By Denise Grady A form of vitamin E has been identified as a “very strong culprit” in lung injuries related to vaping THC, health officials reported on Friday, a major advance in a frightening outbreak that has killed 40 people and sickened 2,051. Many patients with the mysterious illness have wound up hospitalized in intensive care units, needing ventilators or even more desperate measures to help them breathe. Most are young, male adults or even teenagers. “For the first time, we have detected a potential toxin of concern, vitamin E acetate, from biological samples from patients,” with lung damage linked to vaping, Dr. Anne Schuchat, principal deputy director of the Centers for Disease Control and Prevention, said at a news briefing. The new report, based on samples taken from the lungs of 29 patients, including two who died, she said, “provided evidence of vitamin E acetate at the primary site of injury in the lungs.” She added, “These findings tell us what entered the lungs of some patients with these injuries.” The patients came from 10 states scattered around the country, so the findings are considered broadly applicable and unlikely to have resulted from a single vaping product or supplier. The results mesh with other research that found the vitamin compound in vaping products. But Dr. Schuchat left open the possibility that other chemicals or toxins from vaping fluids or devices could also be causing the severe respiratory ailments. The outbreak has revealed the existence of a vast, unregulated, shadowy marketplace of illicit or bootleg vaping products that are essentially a stew of unknown chemicals concocted, packed and sold by unknown manufacturers and sellers. © 2019 The New York Times Company

Related chapters from BN8e: Chapter 4: The Chemistry of Behavior: Neurotransmitters and Neuropharmacology
Related chapters from MM:Chapter 4: The Chemistry of Behavior: Neurotransmitters and Neuropharmacology
Link ID: 26808 - Posted: 11.09.2019

Sean McMinn Three years ago, only about one in ten high school students reported having recently used e-cigarettes. But a study published this week in JAMA shows the proportion of students vaping nicotine has now grown to more than one in four. Researchers from the Food and Drug Administration and Centers for Disease Control and Prevention analyzed data from the 2019 National Youth Tobacco Survey, which is conducted annually. They drilled down on e-cigarette use among high school and middle school students based on data from 19,000 students in the eighth, tenth and twelfth grades. Teen nicotine vaping has become so prevalent in recent years that the Food and Drug Administration has called it an "epidemic." An estimated 5.3 million teens use e-cigarettes, according to the study.
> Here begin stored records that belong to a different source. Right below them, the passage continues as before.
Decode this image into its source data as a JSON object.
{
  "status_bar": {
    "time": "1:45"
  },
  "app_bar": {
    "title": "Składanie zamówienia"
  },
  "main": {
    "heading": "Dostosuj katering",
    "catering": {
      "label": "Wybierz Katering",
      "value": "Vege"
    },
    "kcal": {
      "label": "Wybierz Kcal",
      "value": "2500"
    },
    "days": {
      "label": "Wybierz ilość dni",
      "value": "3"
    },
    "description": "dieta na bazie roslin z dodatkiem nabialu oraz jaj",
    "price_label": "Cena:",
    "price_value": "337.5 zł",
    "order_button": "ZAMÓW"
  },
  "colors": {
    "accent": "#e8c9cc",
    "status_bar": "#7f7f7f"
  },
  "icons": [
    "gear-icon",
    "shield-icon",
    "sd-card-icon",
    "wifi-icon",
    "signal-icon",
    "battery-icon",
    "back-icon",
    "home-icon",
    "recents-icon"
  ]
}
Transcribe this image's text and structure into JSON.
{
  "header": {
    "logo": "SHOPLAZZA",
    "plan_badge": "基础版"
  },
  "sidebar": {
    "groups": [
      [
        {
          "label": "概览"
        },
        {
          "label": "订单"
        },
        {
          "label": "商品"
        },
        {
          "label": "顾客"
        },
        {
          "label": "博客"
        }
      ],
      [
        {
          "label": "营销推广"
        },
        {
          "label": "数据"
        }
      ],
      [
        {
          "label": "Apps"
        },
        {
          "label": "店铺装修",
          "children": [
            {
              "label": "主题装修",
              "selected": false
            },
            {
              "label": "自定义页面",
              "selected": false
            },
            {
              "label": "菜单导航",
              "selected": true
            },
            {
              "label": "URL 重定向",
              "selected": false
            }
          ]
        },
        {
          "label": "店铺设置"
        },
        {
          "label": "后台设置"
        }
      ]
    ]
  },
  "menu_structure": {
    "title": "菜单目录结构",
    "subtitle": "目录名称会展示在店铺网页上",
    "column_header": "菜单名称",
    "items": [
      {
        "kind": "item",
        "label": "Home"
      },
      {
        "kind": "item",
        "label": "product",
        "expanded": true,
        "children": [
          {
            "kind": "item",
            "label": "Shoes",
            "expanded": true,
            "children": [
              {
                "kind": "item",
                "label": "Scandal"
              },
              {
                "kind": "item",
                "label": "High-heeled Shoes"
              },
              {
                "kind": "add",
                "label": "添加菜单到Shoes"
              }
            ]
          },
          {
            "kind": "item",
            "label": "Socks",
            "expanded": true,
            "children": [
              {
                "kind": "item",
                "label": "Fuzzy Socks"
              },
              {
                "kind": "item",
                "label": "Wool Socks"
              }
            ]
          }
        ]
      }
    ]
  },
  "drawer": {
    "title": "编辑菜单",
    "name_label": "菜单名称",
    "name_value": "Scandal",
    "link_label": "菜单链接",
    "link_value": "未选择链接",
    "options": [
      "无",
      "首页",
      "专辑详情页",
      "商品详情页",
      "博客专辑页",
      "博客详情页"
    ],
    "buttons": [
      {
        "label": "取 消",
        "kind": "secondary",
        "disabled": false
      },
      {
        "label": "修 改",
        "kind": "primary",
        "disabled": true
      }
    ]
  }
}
It is illegal in all states for people under 18 to purchase e-cigarettes, and some states have raised that age to 21. Despite this and recent efforts to crack down on retailers selling to youth, rates of teen vaping have continued to rise. "For young people, this is of particular concern," the study's authors wrote, "because it could promote ... nicotine dependence, making it easier to initiate and proceed to regular e-cigarette use or transition to cigarette or other combustible tobacco product use." Students who took the survey, however, didn't appear to have moved on to traditional cigarettes yet. Just 6% of high schoolers reported having smoked a cigarette in the last month — a decrease from last year's survey. © 2019 npr

Related chapters from BN8e: Chapter 4: The Chemistry of Behavior: Neurotransmitters and Neuropharmacology
Related chapters from MM:Chapter 4: The Chemistry of Behavior: Neurotransmitters and Neuropharmacology
Link ID: 26801 - Posted: 11.08.2019